### Exercise
For the records that follow, work out how many lines include "paste" and give only that count.

-*-*-

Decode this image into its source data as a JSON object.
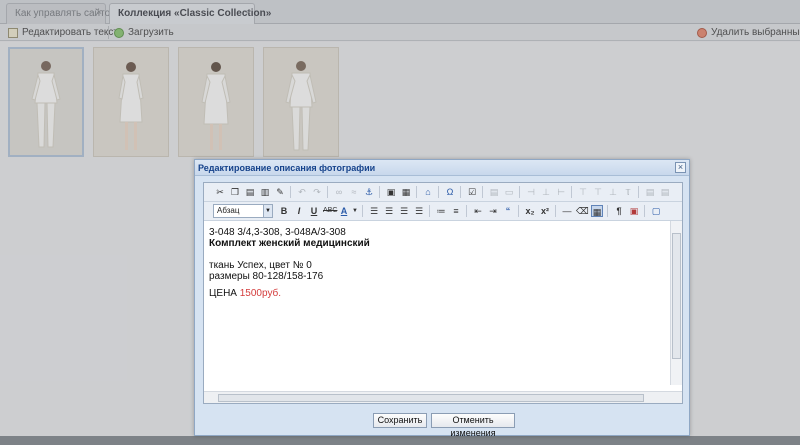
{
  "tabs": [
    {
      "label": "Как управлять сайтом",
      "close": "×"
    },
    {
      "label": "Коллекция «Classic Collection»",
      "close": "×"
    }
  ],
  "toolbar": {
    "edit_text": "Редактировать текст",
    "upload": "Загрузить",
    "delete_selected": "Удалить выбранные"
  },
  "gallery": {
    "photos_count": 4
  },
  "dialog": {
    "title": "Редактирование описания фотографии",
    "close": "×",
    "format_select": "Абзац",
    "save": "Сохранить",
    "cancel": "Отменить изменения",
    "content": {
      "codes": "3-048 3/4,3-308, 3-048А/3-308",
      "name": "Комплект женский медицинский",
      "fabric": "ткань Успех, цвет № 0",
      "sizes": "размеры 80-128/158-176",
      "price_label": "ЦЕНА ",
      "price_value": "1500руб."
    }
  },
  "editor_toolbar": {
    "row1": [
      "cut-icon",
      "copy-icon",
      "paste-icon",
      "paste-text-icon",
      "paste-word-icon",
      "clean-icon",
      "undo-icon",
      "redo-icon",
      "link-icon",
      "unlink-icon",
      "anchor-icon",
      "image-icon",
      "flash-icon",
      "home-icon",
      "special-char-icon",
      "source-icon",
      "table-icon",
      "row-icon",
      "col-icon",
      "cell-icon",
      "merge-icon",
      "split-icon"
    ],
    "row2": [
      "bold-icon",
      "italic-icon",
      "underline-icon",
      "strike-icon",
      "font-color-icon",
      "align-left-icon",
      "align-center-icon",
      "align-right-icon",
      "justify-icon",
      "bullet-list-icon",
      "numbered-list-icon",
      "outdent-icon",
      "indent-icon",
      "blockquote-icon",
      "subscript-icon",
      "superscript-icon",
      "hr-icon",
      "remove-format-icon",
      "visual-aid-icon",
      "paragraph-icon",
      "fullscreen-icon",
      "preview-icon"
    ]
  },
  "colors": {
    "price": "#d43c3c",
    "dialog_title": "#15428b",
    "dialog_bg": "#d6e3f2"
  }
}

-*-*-

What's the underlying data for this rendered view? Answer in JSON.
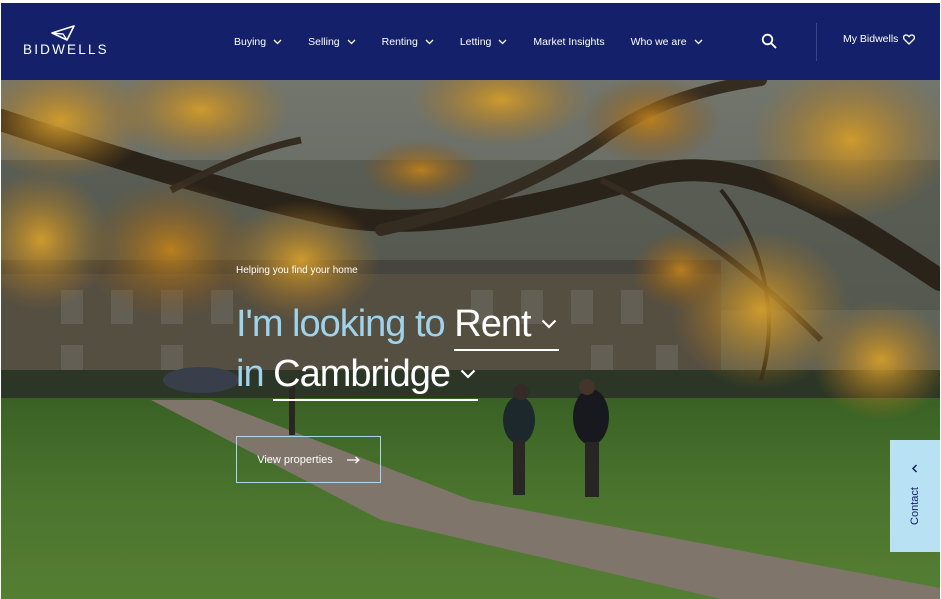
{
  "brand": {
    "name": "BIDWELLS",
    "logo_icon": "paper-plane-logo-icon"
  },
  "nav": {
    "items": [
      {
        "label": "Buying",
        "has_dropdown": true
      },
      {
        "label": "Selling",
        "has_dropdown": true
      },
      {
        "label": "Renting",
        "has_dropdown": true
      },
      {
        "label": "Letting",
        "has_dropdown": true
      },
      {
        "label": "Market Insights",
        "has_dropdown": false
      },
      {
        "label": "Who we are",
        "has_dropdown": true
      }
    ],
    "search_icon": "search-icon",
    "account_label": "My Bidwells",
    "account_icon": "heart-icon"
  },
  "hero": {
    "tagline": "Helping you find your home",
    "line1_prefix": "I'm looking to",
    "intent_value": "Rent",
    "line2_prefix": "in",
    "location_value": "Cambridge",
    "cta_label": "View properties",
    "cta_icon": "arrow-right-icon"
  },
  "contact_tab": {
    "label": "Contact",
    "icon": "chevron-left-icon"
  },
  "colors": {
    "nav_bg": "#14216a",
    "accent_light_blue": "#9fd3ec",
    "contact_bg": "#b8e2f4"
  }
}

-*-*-

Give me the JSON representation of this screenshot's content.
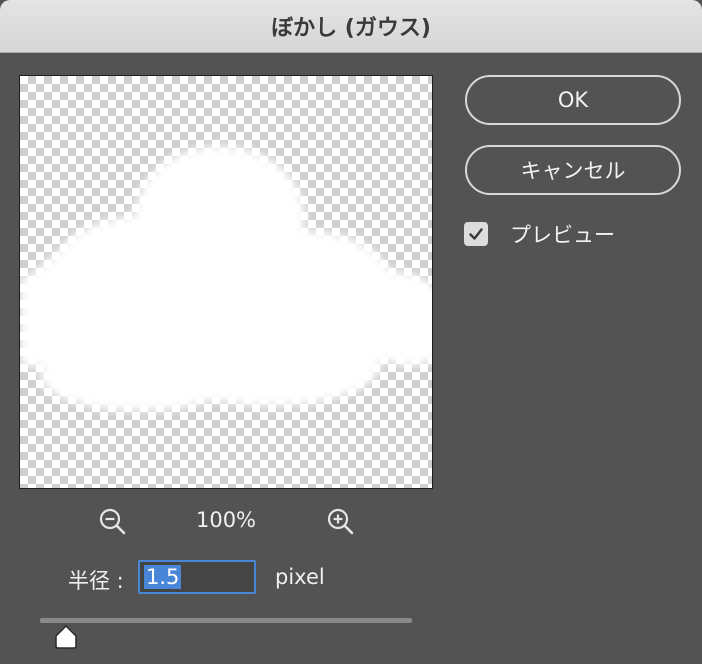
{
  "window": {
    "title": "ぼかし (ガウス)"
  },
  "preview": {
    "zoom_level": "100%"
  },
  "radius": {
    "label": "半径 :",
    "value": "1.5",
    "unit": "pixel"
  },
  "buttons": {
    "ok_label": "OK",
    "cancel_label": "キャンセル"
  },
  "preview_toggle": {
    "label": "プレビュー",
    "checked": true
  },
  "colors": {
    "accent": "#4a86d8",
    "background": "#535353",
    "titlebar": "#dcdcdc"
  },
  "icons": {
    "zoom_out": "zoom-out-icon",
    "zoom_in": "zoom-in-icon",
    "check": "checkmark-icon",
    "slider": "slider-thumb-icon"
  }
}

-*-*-

### Response
3